Race shaped property law for everyone in the United States, and we are all the poorer for it. This transformation began in the colonial era, when demands for Indian land annexation and a slave-based economy created new legal innovations in recording, foreclosure, and commodification of property. It continued in the antebellum era, when these same processes elevated nationalized property transactions over other rights; and gained new tactics after the end of slavery through the early twentieth century, when the pursuit of racial hierarchy expanded private owners’ rights to exclude and tied occupation of physical space to status. The influence of race on property became even more insidious in the modern era. As twentieth century courts and legislatures incrementally outlawed de jure discrimination, a new regime took its place. This hidden Jim Crow first transformed home finance and zoning to make residence in exclusionary enclaves central to family wealth, and then tied public goods like schools, recreation, transportation, and welfare to residence in those fragmented communities.

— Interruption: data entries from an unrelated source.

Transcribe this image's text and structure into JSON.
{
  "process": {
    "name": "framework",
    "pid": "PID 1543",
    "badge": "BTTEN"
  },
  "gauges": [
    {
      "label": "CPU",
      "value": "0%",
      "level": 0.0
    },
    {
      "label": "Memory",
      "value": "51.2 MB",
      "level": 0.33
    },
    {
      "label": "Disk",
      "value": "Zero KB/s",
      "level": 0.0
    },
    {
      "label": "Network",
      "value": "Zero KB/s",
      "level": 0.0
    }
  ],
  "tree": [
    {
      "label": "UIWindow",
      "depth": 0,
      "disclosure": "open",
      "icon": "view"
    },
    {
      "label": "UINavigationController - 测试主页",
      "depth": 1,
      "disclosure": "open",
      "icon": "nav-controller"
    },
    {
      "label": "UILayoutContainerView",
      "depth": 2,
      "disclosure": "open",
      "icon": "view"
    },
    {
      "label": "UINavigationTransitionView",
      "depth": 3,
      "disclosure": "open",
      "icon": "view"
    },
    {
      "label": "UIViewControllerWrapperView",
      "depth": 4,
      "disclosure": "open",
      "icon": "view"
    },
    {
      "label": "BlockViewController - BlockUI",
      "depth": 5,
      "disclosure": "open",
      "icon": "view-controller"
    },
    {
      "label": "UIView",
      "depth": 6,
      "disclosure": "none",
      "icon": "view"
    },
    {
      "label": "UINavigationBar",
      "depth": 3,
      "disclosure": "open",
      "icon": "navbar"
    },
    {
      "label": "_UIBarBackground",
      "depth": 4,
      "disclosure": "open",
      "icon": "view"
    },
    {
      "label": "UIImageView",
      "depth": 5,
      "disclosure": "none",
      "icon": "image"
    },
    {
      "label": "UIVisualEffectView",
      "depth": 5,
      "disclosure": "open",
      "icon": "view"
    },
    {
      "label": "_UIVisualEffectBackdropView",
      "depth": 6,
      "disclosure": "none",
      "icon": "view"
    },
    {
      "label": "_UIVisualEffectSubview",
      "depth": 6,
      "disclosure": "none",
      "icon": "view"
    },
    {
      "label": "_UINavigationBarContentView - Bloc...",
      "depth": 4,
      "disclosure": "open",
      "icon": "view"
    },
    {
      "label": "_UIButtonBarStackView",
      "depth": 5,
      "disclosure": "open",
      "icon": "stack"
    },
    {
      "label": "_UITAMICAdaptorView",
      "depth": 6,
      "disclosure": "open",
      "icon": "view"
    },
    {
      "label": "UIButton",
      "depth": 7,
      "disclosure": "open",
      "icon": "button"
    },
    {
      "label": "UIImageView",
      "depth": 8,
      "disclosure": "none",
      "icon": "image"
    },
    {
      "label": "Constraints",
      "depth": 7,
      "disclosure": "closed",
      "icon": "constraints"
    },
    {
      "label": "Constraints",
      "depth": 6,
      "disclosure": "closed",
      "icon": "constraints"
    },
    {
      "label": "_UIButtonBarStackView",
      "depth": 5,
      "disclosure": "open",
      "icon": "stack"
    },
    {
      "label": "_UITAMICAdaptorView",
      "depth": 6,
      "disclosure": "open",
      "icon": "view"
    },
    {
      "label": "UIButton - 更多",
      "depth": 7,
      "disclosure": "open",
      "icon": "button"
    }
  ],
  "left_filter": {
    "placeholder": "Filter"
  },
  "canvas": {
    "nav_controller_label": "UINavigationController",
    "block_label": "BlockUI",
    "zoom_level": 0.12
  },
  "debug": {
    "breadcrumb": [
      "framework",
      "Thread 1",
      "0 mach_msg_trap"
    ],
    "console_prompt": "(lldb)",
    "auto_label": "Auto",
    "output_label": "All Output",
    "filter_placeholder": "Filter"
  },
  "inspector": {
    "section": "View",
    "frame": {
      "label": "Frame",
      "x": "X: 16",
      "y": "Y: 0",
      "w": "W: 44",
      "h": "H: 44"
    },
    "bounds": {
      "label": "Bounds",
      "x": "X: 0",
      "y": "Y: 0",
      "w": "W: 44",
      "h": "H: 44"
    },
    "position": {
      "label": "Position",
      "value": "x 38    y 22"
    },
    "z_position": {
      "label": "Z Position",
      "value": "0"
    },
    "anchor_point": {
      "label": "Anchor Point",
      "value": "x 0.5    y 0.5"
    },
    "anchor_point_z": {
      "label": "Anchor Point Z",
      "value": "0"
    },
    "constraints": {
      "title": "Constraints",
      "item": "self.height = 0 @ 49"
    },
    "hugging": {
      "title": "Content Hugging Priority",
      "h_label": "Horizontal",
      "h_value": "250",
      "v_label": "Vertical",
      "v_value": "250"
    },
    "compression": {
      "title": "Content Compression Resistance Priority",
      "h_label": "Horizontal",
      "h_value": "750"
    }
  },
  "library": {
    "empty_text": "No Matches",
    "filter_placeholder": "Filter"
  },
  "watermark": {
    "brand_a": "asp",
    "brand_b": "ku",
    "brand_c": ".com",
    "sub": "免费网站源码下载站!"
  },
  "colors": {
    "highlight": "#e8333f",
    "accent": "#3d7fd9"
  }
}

These racial projects deeply scarred how property is acquired, regulated, and distributed regardless of race. They have made our cities poorer, our homes more expensive and less secure from foreclosure, our public goods less public, and our social safety net less safe. They have lengthened our commutes, privatized our pools, and impoverished our schools. They have undermined the income mobility that was once America’s pride.
Opponents of reform often invoke property rights to support their claims. The history presented in this Article, however, shows that many of the rules of our system were significantly about race, not property. They were not designed—as property norms dictate—to enhance security, abundance, and distribution of resources. Instead, in part, their purpose was to exclude, dispossess, and dominate racial groups. Reform, therefore, does not undermine property. Rather, in many cases, it achieves what justifies the property system in the first place.